Recorded data Start Marker
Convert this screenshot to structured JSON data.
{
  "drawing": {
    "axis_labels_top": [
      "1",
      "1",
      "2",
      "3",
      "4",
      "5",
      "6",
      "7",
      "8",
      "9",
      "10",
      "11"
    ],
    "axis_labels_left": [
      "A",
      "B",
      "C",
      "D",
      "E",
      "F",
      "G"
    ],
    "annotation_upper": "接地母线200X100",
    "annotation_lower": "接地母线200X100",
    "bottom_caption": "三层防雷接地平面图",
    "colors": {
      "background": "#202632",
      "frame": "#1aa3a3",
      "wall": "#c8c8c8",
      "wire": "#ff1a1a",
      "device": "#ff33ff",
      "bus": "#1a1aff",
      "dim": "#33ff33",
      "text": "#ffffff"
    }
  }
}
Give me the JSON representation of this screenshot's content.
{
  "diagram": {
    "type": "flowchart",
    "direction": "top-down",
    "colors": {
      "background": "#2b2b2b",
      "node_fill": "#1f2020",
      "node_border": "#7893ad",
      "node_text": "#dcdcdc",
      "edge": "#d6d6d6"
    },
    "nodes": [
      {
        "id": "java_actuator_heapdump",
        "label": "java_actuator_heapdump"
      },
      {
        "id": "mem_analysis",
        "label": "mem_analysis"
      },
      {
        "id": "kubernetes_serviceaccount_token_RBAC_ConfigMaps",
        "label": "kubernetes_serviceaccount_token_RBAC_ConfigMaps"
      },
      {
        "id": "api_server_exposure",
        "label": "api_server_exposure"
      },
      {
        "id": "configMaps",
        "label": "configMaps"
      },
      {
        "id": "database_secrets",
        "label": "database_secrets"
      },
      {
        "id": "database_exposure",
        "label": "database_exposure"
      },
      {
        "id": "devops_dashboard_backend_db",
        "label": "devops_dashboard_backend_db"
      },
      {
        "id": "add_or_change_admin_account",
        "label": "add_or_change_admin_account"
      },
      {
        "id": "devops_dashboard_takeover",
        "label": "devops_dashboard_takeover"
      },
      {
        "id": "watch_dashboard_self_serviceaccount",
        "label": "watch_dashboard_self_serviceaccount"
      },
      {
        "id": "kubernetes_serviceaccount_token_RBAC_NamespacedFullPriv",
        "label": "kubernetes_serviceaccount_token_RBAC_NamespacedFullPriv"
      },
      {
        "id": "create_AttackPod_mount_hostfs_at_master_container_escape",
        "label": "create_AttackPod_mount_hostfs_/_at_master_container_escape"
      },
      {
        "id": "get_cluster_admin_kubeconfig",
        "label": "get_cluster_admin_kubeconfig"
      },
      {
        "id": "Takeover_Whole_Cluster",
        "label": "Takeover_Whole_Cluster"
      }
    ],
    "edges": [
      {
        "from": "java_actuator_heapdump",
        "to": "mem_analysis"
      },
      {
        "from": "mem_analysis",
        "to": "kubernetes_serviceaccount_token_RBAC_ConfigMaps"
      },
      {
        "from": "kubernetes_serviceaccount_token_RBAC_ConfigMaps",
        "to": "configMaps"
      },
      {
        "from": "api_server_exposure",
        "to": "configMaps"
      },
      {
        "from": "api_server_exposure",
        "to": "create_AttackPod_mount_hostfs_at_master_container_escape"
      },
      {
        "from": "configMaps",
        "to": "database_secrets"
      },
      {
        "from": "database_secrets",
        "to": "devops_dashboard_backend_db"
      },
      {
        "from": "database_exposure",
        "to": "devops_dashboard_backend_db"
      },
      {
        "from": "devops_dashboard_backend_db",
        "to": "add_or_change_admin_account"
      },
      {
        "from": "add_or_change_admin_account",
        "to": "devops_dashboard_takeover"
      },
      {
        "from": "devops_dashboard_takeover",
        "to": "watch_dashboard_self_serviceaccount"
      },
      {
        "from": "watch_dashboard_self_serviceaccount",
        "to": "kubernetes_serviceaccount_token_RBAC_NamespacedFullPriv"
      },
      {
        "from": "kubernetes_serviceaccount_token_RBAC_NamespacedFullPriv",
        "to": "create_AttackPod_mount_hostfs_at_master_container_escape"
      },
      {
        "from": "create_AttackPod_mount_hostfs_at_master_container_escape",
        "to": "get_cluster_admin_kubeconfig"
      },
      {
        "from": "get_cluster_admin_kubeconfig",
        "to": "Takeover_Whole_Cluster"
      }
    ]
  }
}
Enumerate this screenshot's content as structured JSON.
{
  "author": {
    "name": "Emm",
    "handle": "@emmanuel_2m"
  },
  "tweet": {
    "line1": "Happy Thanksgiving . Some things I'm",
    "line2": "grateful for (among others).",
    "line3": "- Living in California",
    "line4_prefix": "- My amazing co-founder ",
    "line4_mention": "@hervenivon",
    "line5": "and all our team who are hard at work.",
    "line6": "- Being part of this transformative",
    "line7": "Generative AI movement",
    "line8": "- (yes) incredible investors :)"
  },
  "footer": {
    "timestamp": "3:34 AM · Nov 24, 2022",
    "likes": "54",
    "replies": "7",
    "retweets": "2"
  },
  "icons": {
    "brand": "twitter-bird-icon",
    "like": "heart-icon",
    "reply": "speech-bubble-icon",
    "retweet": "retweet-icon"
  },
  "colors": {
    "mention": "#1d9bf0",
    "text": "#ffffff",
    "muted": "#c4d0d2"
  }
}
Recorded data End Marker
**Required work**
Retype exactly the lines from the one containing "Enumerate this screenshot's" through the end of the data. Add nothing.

**Solution for this exercise**
Enumerate this screenshot's content as structured JSON.
{
  "author": {
    "name": "Emm",
    "handle": "@emmanuel_2m"
  },
  "tweet": {
    "line1": "Happy Thanksgiving . Some things I'm",
    "line2": "grateful for (among others).",
    "line3": "- Living in California",
    "line4_prefix": "- My amazing co-founder ",
    "line4_mention": "@hervenivon",
    "line5": "and all our team who are hard at work.",
    "line6": "- Being part of this transformative",
    "line7": "Generative AI movement",
    "line8": "- (yes) incredible investors :)"
  },
  "footer": {
    "timestamp": "3:34 AM · Nov 24, 2022",
    "likes": "54",
    "replies": "7",
    "retweets": "2"
  },
  "icons": {
    "brand": "twitter-bird-icon",
    "like": "heart-icon",
    "reply": "speech-bubble-icon",
    "retweet": "retweet-icon"
  },
  "colors": {
    "mention": "#1d9bf0",
    "text": "#ffffff",
    "muted": "#c4d0d2"
  }
}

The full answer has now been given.